- _WHAT THIS TASK INVOLVES_
Every entry below should be printed again exactly as it reads.

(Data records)

--

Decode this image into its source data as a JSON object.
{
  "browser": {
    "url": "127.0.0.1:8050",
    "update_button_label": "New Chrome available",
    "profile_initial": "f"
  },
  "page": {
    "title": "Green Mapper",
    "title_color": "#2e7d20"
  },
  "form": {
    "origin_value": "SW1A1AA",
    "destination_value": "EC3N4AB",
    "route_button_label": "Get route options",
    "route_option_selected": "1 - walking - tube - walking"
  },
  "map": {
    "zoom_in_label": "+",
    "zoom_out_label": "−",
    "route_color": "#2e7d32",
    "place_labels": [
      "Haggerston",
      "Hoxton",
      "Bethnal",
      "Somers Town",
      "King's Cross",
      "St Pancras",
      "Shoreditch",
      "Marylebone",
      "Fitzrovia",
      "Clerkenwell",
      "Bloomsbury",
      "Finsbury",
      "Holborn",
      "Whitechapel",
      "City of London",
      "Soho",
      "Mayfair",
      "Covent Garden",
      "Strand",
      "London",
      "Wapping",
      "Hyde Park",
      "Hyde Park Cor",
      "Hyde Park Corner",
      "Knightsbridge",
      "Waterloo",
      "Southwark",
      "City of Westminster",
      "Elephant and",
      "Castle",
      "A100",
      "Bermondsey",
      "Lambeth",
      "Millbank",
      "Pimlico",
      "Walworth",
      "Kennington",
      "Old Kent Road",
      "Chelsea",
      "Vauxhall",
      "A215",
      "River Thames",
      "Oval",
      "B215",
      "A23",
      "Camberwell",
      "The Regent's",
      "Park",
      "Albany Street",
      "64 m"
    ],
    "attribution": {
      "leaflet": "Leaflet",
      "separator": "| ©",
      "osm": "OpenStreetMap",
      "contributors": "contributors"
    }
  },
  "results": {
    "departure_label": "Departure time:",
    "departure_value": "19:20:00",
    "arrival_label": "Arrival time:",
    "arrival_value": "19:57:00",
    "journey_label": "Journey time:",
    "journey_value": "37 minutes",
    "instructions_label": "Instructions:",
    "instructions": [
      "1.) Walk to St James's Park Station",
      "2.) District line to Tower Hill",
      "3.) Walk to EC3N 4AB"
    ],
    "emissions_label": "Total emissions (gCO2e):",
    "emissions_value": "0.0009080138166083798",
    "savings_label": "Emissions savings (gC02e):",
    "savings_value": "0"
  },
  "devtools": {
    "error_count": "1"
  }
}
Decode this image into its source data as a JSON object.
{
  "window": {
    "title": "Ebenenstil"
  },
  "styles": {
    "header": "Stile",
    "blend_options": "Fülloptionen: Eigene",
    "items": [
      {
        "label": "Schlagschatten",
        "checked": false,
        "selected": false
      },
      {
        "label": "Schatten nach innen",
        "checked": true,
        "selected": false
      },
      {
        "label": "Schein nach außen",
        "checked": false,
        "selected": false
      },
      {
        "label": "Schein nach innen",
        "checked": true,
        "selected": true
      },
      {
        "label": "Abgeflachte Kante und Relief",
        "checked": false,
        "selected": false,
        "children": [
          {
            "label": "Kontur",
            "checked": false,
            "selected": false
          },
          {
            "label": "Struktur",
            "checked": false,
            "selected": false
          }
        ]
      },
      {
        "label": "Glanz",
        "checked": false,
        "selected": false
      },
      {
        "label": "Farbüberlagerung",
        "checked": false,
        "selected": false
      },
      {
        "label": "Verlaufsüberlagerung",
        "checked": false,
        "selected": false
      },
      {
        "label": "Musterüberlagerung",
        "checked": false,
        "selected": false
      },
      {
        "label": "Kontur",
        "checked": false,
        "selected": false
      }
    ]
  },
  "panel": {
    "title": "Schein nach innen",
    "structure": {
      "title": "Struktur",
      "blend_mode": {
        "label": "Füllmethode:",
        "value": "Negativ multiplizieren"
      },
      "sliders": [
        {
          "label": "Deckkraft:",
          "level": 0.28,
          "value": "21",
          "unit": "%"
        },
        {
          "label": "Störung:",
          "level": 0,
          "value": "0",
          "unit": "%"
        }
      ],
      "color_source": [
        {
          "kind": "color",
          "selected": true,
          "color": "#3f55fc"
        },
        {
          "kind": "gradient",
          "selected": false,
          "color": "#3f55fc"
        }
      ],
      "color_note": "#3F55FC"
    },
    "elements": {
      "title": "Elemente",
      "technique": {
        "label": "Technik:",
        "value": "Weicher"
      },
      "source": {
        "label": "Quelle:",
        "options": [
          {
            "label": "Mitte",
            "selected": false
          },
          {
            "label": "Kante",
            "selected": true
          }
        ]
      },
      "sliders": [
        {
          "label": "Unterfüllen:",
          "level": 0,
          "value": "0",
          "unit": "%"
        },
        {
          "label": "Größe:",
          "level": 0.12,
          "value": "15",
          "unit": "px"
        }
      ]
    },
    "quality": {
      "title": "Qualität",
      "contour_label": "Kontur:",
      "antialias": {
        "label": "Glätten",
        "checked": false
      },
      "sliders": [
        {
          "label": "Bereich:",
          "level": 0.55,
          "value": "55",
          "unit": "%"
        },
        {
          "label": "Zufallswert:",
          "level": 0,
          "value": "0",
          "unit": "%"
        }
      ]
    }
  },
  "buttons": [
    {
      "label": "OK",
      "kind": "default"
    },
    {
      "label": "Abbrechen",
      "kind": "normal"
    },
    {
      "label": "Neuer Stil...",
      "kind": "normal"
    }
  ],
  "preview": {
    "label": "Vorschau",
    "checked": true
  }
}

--

- _RESPONSE TO THIS TASK_
Decode this image into its source data as a JSON object.
{
  "browser": {
    "url": "127.0.0.1:8050",
    "update_button_label": "New Chrome available",
    "profile_initial": "f"
  },
  "page": {
    "title": "Green Mapper",
    "title_color": "#2e7d20"
  },
  "form": {
    "origin_value": "SW1A1AA",
    "destination_value": "EC3N4AB",
    "route_button_label": "Get route options",
    "route_option_selected": "1 - walking - tube - walking"
  },
  "map": {
    "zoom_in_label": "+",
    "zoom_out_label": "−",
    "route_color": "#2e7d32",
    "place_labels": [
      "Haggerston",
      "Hoxton",
      "Bethnal",
      "Somers Town",
      "King's Cross",
      "St Pancras",
      "Shoreditch",
      "Marylebone",
      "Fitzrovia",
      "Clerkenwell",
      "Bloomsbury",
      "Finsbury",
      "Holborn",
      "Whitechapel",
      "City of London",
      "Soho",
      "Mayfair",
      "Covent Garden",
      "Strand",
      "London",
      "Wapping",
      "Hyde Park",
      "Hyde Park Cor",
      "Hyde Park Corner",
      "Knightsbridge",
      "Waterloo",
      "Southwark",
      "City of Westminster",
      "Elephant and",
      "Castle",
      "A100",
      "Bermondsey",
      "Lambeth",
      "Millbank",
      "Pimlico",
      "Walworth",
      "Kennington",
      "Old Kent Road",
      "Chelsea",
      "Vauxhall",
      "A215",
      "River Thames",
      "Oval",
      "B215",
      "A23",
      "Camberwell",
      "The Regent's",
      "Park",
      "Albany Street",
      "64 m"
    ],
    "attribution": {
      "leaflet": "Leaflet",
      "separator": "| ©",
      "osm": "OpenStreetMap",
      "contributors": "contributors"
    }
  },
  "results": {
    "departure_label": "Departure time:",
    "departure_value": "19:20:00",
    "arrival_label": "Arrival time:",
    "arrival_value": "19:57:00",
    "journey_label": "Journey time:",
    "journey_value": "37 minutes",
    "instructions_label": "Instructions:",
    "instructions": [
      "1.) Walk to St James's Park Station",
      "2.) District line to Tower Hill",
      "3.) Walk to EC3N 4AB"
    ],
    "emissions_label": "Total emissions (gCO2e):",
    "emissions_value": "0.0009080138166083798",
    "savings_label": "Emissions savings (gC02e):",
    "savings_value": "0"
  },
  "devtools": {
    "error_count": "1"
  }
}
Decode this image into its source data as a JSON object.
{
  "window": {
    "title": "Ebenenstil"
  },
  "styles": {
    "header": "Stile",
    "blend_options": "Fülloptionen: Eigene",
    "items": [
      {
        "label": "Schlagschatten",
        "checked": false,
        "selected": false
      },
      {
        "label": "Schatten nach innen",
        "checked": true,
        "selected": false
      },
      {
        "label": "Schein nach außen",
        "checked": false,
        "selected": false
      },
      {
        "label": "Schein nach innen",
        "checked": true,
        "selected": true
      },
      {
        "label": "Abgeflachte Kante und Relief",
        "checked": false,
        "selected": false,
        "children": [
          {
            "label": "Kontur",
            "checked": false,
            "selected": false
          },
          {
            "label": "Struktur",
            "checked": false,
            "selected": false
          }
        ]
      },
      {
        "label": "Glanz",
        "checked": false,
        "selected": false
      },
      {
        "label": "Farbüberlagerung",
        "checked": false,
        "selected": false
      },
      {
        "label": "Verlaufsüberlagerung",
        "checked": false,
        "selected": false
      },
      {
        "label": "Musterüberlagerung",
        "checked": false,
        "selected": false
      },
      {
        "label": "Kontur",
        "checked": false,
        "selected": false
      }
    ]
  },
  "panel": {
    "title": "Schein nach innen",
    "structure": {
      "title": "Struktur",
      "blend_mode": {
        "label": "Füllmethode:",
        "value": "Negativ multiplizieren"
      },
      "sliders": [
        {
          "label": "Deckkraft:",
          "level": 0.28,
          "value": "21",
          "unit": "%"
        },
        {
          "label": "Störung:",
          "level": 0,
          "value": "0",
          "unit": "%"
        }
      ],
      "color_source": [
        {
          "kind": "color",
          "selected": true,
          "color": "#3f55fc"
        },
        {
          "kind": "gradient",
          "selected": false,
          "color": "#3f55fc"
        }
      ],
      "color_note": "#3F55FC"
    },
    "elements": {
      "title": "Elemente",
      "technique": {
        "label": "Technik:",
        "value": "Weicher"
      },
      "source": {
        "label": "Quelle:",
        "options": [
          {
            "label": "Mitte",
            "selected": false
          },
          {
            "label": "Kante",
            "selected": true
          }
        ]
      },
      "sliders": [
        {
          "label": "Unterfüllen:",
          "level": 0,
          "value": "0",
          "unit": "%"
        },
        {
          "label": "Größe:",
          "level": 0.12,
          "value": "15",
          "unit": "px"
        }
      ]
    },
    "quality": {
      "title": "Qualität",
      "contour_label": "Kontur:",
      "antialias": {
        "label": "Glätten",
        "checked": false
      },
      "sliders": [
        {
          "label": "Bereich:",
          "level": 0.55,
          "value": "55",
          "unit": "%"
        },
        {
          "label": "Zufallswert:",
          "level": 0,
          "value": "0",
          "unit": "%"
        }
      ]
    }
  },
  "buttons": [
    {
      "label": "OK",
      "kind": "default"
    },
    {
      "label": "Abbrechen",
      "kind": "normal"
    },
    {
      "label": "Neuer Stil...",
      "kind": "normal"
    }
  ],
  "preview": {
    "label": "Vorschau",
    "checked": true
  }
}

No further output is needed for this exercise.